One of the most obscure and funny workshops I have done is a jargon workshop. Each person had to do a five minute talk using the jargon of their profession and the other participants had to guess what their profession or career was. The one profession nobody could guess was aeronautical engineer. It made me realise that jargon can be very costly when dealing with people who do not work in your industry. Little wonder that you see a lot of blank stares from people at shops, online and in government institutions.
So what has been said about the cost of using jargon over the centuries, let’s have a look:
1. While wading through the whimsies, the puerilities and unintelligent words of many documents to apply for most legal actions we know why lawyers are one of the highest paid professions.
2. Chesterton is often referred to as the “prince of paradox”. Time magazine has observed of his writing style: “Whenever possible Chesterton made his points with popular sayings, proverbs, allegories—first carefully turning them inside out: Perfect Illusion.
3. What words does your profession confuse people with?
4. The curly haired genius , Albert points out why using jargon is not the way to go: One Little Finger.
5. Mason Cooley (1927 – July 25, 2002) was an American aphorist known for his witty aphorisms. Perhaps he was using some of his own when he wrote this quote.
6. I think I know what two of these words mean, not sure about the others though: So What.
7. I am a one on one English tutor to three Chinese mothers, I would not dare do this to them.
8.I didn’t know Helena began her cosmetic empire in my country. She migrated to Australia at the age of 30 and began her empire in Melbourne before moving to London: Lay me Down.
9. Don’t know about this, at least books you can usually understand the words contained in them.
10. The Irish have a term Anam Cara, it means soul friend, I have the honour of being declared one by a dear friend: Anam Cara.
11. the dumbing down of society, methinks.
12. What culture are these words from, do they relate to yours: Instant Karma.
13. Katherine Anne Porter (May 15, 1890 – September 18, 1980) was a Pulitzer Prize-winning American journalist, essayist, short story writer, novelist, and political activist. Her 1962 novel Ship of Fools was the best-selling novel in America that year, but her short stories received much more critical acclaim.
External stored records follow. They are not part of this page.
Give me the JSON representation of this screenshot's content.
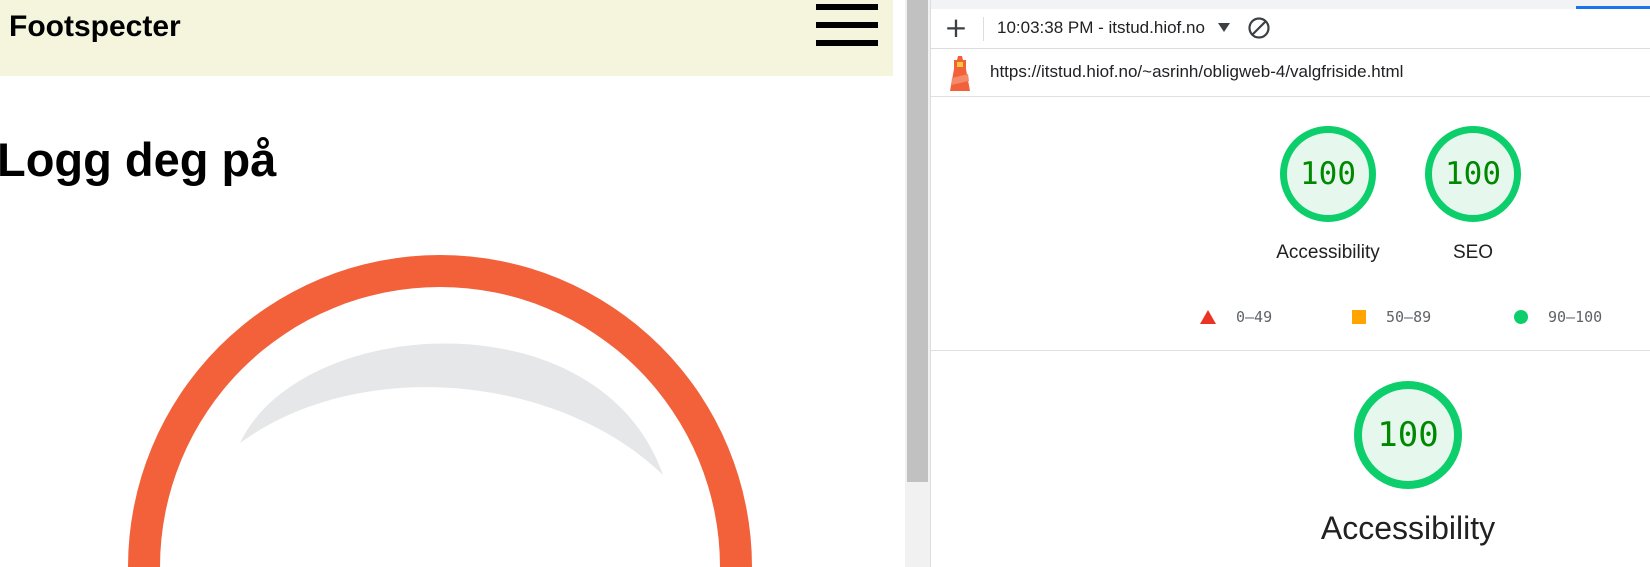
{
  "site": {
    "brand": "Footspecter",
    "heading": "Logg deg på",
    "colors": {
      "header_bg": "#f5f4dd",
      "illustration_ring": "#f2613a",
      "illustration_shine": "#e6e7e9"
    }
  },
  "lighthouse": {
    "toolbar": {
      "new_report_icon": "plus-icon",
      "report_label": "10:03:38 PM - itstud.hiof.no",
      "clear_icon": "block-icon"
    },
    "url": "https://itstud.hiof.no/~asrinh/obligweb-4/valgfriside.html",
    "summary_gauges": [
      {
        "label": "Accessibility",
        "score": "100"
      },
      {
        "label": "SEO",
        "score": "100"
      }
    ],
    "legend": [
      {
        "range": "0–49",
        "icon": "triangle-icon",
        "color": "#eb3324"
      },
      {
        "range": "50–89",
        "icon": "square-icon",
        "color": "#ffa400"
      },
      {
        "range": "90–100",
        "icon": "circle-icon",
        "color": "#0cce6b"
      }
    ],
    "category": {
      "label": "Accessibility",
      "score": "100"
    },
    "colors": {
      "pass": "#0cce6b",
      "pass_text": "#008800",
      "pass_bg": "#e6f8ee"
    }
  }
}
She is known for her penetrating insight; her work deals with dark themes such as betrayal, death and the origin of human evil.
14. The recommendation these days is to write blogs, because they personalise events, even for businesses, they are fascinating stories: Amazing Grace story.
15. The jargon of twenty years ago is now obsolete, if we used it how would we explain the Iphone?
Jargon may be costing you meeting your Anam Cara, cut it out of your arsenal of words.
Namaste until next time, my dear friends.